Organizational Management Comments
The city does not fully enforce the utility bill collections policy set forth under Title 13 of the Angoon Municipal Code (AMC). City officials have requested assistance from RUBA staff to draft ordinances for a revised collections policy. The city council meets on the third Tuesday of each month as required by the AMC. In order to faithfully comply with Alaska's Open Meetings Act, the city clerk posts notices for these meetings in advance in three public places. The utility is managed by the city's mayor, who has attended city council trainings and is versed in the general operations of the city's utility systems. The city employs an accounts clerk and is soon to be employing a bookkeeper as well. The city clerk and the planning technician attended the RUBA 32-hour Personnel Management for Rural Utilities training in Sitka July 25-29, 2011. The city clerk and planning/zoning technician both completed the week-long Clerks Management for Rural Utilities training in April, 2012. The planning/zoning technician and water utility operator completed the Planning Management for Rural Utilities week-long training in May, 2012. The accounts payable clerk completed the Becoming a QuickBooks Power User week-long course in May, 2012. The grants administrator and interim city administrator completed the Clerks Management for Rural Utilities week-long training in September, 2012. The city of Angoon employs two utility operators. The primary operator holds a provisional Class 1 water distribution certification. Both operators will continue towards further certification necessary to operate the water treatment, water distribution, and wastewater collection systems. The operators currently receive technical guidance from utility support engineers with the Alaska Native Tribal Health Consortium (ANTHC).

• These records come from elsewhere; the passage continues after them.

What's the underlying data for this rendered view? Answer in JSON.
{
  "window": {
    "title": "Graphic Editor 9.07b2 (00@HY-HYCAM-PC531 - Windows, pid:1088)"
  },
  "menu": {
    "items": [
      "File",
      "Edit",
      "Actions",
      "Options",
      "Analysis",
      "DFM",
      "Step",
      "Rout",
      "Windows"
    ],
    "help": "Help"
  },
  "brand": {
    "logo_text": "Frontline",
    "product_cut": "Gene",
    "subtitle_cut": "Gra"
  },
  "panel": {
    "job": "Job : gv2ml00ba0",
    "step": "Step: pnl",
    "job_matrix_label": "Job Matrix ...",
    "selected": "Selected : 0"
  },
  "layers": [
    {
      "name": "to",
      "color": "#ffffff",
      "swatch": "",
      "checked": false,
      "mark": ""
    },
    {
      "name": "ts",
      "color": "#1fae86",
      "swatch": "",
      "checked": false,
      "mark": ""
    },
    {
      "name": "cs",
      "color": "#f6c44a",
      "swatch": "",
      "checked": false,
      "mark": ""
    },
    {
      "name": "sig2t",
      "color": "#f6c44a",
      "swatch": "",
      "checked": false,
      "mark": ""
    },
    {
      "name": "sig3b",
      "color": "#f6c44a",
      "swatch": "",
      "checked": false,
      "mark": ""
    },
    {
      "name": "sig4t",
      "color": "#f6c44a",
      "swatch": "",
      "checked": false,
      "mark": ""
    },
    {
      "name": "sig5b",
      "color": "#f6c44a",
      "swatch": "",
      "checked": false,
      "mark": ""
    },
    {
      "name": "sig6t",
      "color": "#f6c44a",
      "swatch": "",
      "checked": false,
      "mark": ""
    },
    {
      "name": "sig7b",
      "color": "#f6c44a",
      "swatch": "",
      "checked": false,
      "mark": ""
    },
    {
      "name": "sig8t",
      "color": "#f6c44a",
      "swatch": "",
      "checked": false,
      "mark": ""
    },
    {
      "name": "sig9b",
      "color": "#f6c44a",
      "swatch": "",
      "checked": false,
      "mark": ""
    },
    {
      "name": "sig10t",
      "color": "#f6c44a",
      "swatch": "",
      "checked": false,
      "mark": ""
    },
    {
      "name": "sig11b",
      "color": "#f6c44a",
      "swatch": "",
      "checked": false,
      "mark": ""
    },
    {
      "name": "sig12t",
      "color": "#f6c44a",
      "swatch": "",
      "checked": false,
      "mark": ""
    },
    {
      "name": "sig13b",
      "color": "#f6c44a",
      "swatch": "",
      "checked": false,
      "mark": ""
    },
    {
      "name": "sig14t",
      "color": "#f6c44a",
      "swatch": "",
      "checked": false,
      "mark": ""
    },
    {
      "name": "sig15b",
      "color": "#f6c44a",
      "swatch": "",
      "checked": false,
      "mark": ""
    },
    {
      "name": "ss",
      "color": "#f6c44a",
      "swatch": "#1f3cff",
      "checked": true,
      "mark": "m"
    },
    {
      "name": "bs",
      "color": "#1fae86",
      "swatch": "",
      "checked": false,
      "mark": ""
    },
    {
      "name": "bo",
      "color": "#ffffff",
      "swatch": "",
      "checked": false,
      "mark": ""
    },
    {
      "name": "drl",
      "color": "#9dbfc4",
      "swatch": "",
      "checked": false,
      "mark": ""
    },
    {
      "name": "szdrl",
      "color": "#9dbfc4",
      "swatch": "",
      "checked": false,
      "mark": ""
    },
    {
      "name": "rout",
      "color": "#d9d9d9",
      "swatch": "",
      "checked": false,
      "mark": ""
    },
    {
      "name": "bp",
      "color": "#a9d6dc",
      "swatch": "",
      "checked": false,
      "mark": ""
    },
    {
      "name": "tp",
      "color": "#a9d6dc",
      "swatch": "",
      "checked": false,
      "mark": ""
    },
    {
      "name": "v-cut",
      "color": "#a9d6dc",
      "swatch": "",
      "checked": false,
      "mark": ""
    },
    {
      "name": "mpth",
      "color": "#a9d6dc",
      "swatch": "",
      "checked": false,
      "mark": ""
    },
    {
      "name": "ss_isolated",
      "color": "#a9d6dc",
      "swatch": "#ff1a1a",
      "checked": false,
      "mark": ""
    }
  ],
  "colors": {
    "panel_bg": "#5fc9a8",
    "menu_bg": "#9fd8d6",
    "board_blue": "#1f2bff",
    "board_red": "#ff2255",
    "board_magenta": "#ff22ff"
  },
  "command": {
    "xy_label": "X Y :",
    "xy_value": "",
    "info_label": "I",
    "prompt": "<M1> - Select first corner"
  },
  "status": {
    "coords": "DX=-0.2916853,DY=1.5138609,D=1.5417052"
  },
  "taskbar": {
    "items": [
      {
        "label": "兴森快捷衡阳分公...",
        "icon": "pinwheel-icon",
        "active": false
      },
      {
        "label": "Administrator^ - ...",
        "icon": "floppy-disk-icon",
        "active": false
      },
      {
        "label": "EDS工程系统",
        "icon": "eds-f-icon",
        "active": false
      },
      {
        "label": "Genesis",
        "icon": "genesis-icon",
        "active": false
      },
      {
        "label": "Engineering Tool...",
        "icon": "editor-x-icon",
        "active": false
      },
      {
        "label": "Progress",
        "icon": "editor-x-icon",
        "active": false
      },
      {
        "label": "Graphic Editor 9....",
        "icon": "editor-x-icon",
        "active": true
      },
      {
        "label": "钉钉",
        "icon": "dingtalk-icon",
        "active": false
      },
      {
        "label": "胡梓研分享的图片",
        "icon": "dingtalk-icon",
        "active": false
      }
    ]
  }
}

Operation of Utility

Essential Indicators
Answer Question
Yes The utility operator(s) are actively working towards necessary certification.
Yes The utility has a preventative maintenance plan developed for the existing sanitation facilities.
Sustainable Indicators
Answer Question
Yes The manager receives a monthly O&M report from the utility operator and routinely "spot checks" the facilities to see that the maintenance items are being completed.
Yes The utility has a safety manual and holds safety meetings.
Yes Utility facilities have not suffered any major problems/outages due to management issues that are unresolved.
Yes The utility is operating at the level of service that was proposed.
Yes The operator provides status reports to the manager on a routine basis.
Yes The utility has completed and distributed its "Consumer Confidence Report".
No The utility is not on the "Significant Non-Complier" (SNC) list.
No The utility maintains an inventory control list.
Yes The utility maintains a critical spare parts list.
Operation of Utility Comments
One of the utility's operators recently earned a Class 1 Water Distribution Provisional certification. Both water operators are actively working towards further necessary certification. The city's water utility remains on the EPA's Significant Non-Compliance (SNC) list for its continued high levels of disinfectant by-products (DBPs). In order to be removed from the list, the utility must not have any DBP violations for one quarter and must complete one round of valid lead and copper samples. The State of Alaska's Department of Environmental Conservation Division of Environmental Health states that Angoon's water treatment plant may require further upgrades in order to address these elevated DBP levels, though a final plan for such upgrades has not been made. The water treatment facility was recently upgraded from a Class 1 system to a Class 2 system with the addition of new facility components. During that upgrade, the utility was able to secure a collection of critical spare parts that are kept on hand at the facility. These parts were recently itemized in a critical spare parts list with the help of the ANTHC utility support engineer. The operators, however, do not currently maintain a full inventory control list. A safety manual is available on site and safety meetings are held at least once a month with the utility operators and utility manager (the city's mayor). Records of such meetings are recorded in a safety meeting log maintained by the utility manager.